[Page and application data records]
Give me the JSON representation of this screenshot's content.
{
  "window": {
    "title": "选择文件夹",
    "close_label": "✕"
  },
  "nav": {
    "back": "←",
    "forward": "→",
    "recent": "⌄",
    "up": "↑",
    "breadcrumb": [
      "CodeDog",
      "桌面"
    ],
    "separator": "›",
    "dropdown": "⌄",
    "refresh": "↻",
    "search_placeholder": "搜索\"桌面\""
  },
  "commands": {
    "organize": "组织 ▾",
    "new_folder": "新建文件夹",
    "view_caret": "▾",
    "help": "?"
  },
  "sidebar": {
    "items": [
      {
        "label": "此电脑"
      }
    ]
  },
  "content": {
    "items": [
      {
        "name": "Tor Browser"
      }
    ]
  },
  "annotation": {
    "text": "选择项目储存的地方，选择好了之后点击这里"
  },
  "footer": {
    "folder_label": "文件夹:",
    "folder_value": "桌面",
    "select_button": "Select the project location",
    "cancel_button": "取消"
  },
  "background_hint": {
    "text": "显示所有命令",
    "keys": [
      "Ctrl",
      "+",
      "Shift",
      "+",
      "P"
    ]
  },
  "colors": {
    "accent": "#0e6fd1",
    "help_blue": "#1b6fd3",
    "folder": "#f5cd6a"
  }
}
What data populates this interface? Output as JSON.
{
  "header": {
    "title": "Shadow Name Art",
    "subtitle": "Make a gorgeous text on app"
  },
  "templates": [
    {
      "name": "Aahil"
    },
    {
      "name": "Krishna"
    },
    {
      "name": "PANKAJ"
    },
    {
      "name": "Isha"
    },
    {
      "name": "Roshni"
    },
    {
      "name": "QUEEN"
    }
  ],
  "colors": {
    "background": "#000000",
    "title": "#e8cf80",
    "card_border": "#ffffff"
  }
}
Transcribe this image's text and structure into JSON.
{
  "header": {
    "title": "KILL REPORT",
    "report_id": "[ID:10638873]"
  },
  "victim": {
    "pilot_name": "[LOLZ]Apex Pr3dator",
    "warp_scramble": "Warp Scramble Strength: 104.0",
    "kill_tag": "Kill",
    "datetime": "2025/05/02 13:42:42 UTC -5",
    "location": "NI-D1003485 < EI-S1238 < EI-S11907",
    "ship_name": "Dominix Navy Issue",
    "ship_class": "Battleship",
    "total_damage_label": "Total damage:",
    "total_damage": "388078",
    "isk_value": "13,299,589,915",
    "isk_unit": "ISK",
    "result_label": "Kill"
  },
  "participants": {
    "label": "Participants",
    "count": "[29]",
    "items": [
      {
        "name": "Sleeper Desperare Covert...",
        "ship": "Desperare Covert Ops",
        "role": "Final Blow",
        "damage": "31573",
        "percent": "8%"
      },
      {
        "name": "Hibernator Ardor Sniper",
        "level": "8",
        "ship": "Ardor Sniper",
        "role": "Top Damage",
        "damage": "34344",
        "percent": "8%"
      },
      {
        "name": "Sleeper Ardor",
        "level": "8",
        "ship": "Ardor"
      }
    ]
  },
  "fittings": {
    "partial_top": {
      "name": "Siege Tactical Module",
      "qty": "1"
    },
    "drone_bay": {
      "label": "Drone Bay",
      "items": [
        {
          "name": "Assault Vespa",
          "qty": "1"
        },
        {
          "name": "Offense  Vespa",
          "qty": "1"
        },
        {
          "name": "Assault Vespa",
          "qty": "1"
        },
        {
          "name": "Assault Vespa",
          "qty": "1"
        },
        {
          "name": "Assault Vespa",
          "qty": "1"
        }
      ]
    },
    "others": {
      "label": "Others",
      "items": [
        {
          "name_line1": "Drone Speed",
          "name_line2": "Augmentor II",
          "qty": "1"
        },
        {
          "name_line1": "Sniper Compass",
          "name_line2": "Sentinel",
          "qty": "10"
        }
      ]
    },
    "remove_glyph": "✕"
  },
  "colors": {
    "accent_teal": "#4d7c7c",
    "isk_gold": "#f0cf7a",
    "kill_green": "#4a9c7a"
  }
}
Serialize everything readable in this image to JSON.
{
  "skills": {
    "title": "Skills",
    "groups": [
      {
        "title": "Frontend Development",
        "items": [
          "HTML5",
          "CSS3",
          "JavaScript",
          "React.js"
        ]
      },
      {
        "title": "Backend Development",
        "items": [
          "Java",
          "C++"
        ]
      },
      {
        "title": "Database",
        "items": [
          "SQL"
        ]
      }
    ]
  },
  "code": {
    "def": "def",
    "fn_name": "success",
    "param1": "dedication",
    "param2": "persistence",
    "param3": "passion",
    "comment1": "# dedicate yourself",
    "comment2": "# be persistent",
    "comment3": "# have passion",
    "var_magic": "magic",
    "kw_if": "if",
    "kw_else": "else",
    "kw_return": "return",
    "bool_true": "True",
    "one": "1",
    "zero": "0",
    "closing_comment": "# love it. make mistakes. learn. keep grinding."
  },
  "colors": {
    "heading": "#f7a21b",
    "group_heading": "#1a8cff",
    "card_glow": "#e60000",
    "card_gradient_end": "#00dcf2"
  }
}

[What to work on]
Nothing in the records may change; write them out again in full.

[Problem solution]
Give me the JSON representation of this screenshot's content.
{
  "window": {
    "title": "选择文件夹",
    "close_label": "✕"
  },
  "nav": {
    "back": "←",
    "forward": "→",
    "recent": "⌄",
    "up": "↑",
    "breadcrumb": [
      "CodeDog",
      "桌面"
    ],
    "separator": "›",
    "dropdown": "⌄",
    "refresh": "↻",
    "search_placeholder": "搜索\"桌面\""
  },
  "commands": {
    "organize": "组织 ▾",
    "new_folder": "新建文件夹",
    "view_caret": "▾",
    "help": "?"
  },
  "sidebar": {
    "items": [
      {
        "label": "此电脑"
      }
    ]
  },
  "content": {
    "items": [
      {
        "name": "Tor Browser"
      }
    ]
  },
  "annotation": {
    "text": "选择项目储存的地方，选择好了之后点击这里"
  },
  "footer": {
    "folder_label": "文件夹:",
    "folder_value": "桌面",
    "select_button": "Select the project location",
    "cancel_button": "取消"
  },
  "background_hint": {
    "text": "显示所有命令",
    "keys": [
      "Ctrl",
      "+",
      "Shift",
      "+",
      "P"
    ]
  },
  "colors": {
    "accent": "#0e6fd1",
    "help_blue": "#1b6fd3",
    "folder": "#f5cd6a"
  }
}
What data populates this interface? Output as JSON.
{
  "header": {
    "title": "Shadow Name Art",
    "subtitle": "Make a gorgeous text on app"
  },
  "templates": [
    {
      "name": "Aahil"
    },
    {
      "name": "Krishna"
    },
    {
      "name": "PANKAJ"
    },
    {
      "name": "Isha"
    },
    {
      "name": "Roshni"
    },
    {
      "name": "QUEEN"
    }
  ],
  "colors": {
    "background": "#000000",
    "title": "#e8cf80",
    "card_border": "#ffffff"
  }
}
Transcribe this image's text and structure into JSON.
{
  "header": {
    "title": "KILL REPORT",
    "report_id": "[ID:10638873]"
  },
  "victim": {
    "pilot_name": "[LOLZ]Apex Pr3dator",
    "warp_scramble": "Warp Scramble Strength: 104.0",
    "kill_tag": "Kill",
    "datetime": "2025/05/02 13:42:42 UTC -5",
    "location": "NI-D1003485 < EI-S1238 < EI-S11907",
    "ship_name": "Dominix Navy Issue",
    "ship_class": "Battleship",
    "total_damage_label": "Total damage:",
    "total_damage": "388078",
    "isk_value": "13,299,589,915",
    "isk_unit": "ISK",
    "result_label": "Kill"
  },
  "participants": {
    "label": "Participants",
    "count": "[29]",
    "items": [
      {
        "name": "Sleeper Desperare Covert...",
        "ship": "Desperare Covert Ops",
        "role": "Final Blow",
        "damage": "31573",
        "percent": "8%"
      },
      {
        "name": "Hibernator Ardor Sniper",
        "level": "8",
        "ship": "Ardor Sniper",
        "role": "Top Damage",
        "damage": "34344",
        "percent": "8%"
      },
      {
        "name": "Sleeper Ardor",
        "level": "8",
        "ship": "Ardor"
      }
    ]
  },
  "fittings": {
    "partial_top": {
      "name": "Siege Tactical Module",
      "qty": "1"
    },
    "drone_bay": {
      "label": "Drone Bay",
      "items": [
        {
          "name": "Assault Vespa",
          "qty": "1"
        },
        {
          "name": "Offense  Vespa",
          "qty": "1"
        },
        {
          "name": "Assault Vespa",
          "qty": "1"
        },
        {
          "name": "Assault Vespa",
          "qty": "1"
        },
        {
          "name": "Assault Vespa",
          "qty": "1"
        }
      ]
    },
    "others": {
      "label": "Others",
      "items": [
        {
          "name_line1": "Drone Speed",
          "name_line2": "Augmentor II",
          "qty": "1"
        },
        {
          "name_line1": "Sniper Compass",
          "name_line2": "Sentinel",
          "qty": "10"
        }
      ]
    },
    "remove_glyph": "✕"
  },
  "colors": {
    "accent_teal": "#4d7c7c",
    "isk_gold": "#f0cf7a",
    "kill_green": "#4a9c7a"
  }
}
Serialize everything readable in this image to JSON.
{
  "skills": {
    "title": "Skills",
    "groups": [
      {
        "title": "Frontend Development",
        "items": [
          "HTML5",
          "CSS3",
          "JavaScript",
          "React.js"
        ]
      },
      {
        "title": "Backend Development",
        "items": [
          "Java",
          "C++"
        ]
      },
      {
        "title": "Database",
        "items": [
          "SQL"
        ]
      }
    ]
  },
  "code": {
    "def": "def",
    "fn_name": "success",
    "param1": "dedication",
    "param2": "persistence",
    "param3": "passion",
    "comment1": "# dedicate yourself",
    "comment2": "# be persistent",
    "comment3": "# have passion",
    "var_magic": "magic",
    "kw_if": "if",
    "kw_else": "else",
    "kw_return": "return",
    "bool_true": "True",
    "one": "1",
    "zero": "0",
    "closing_comment": "# love it. make mistakes. learn. keep grinding."
  },
  "colors": {
    "heading": "#f7a21b",
    "group_heading": "#1a8cff",
    "card_glow": "#e60000",
    "card_gradient_end": "#00dcf2"
  }
}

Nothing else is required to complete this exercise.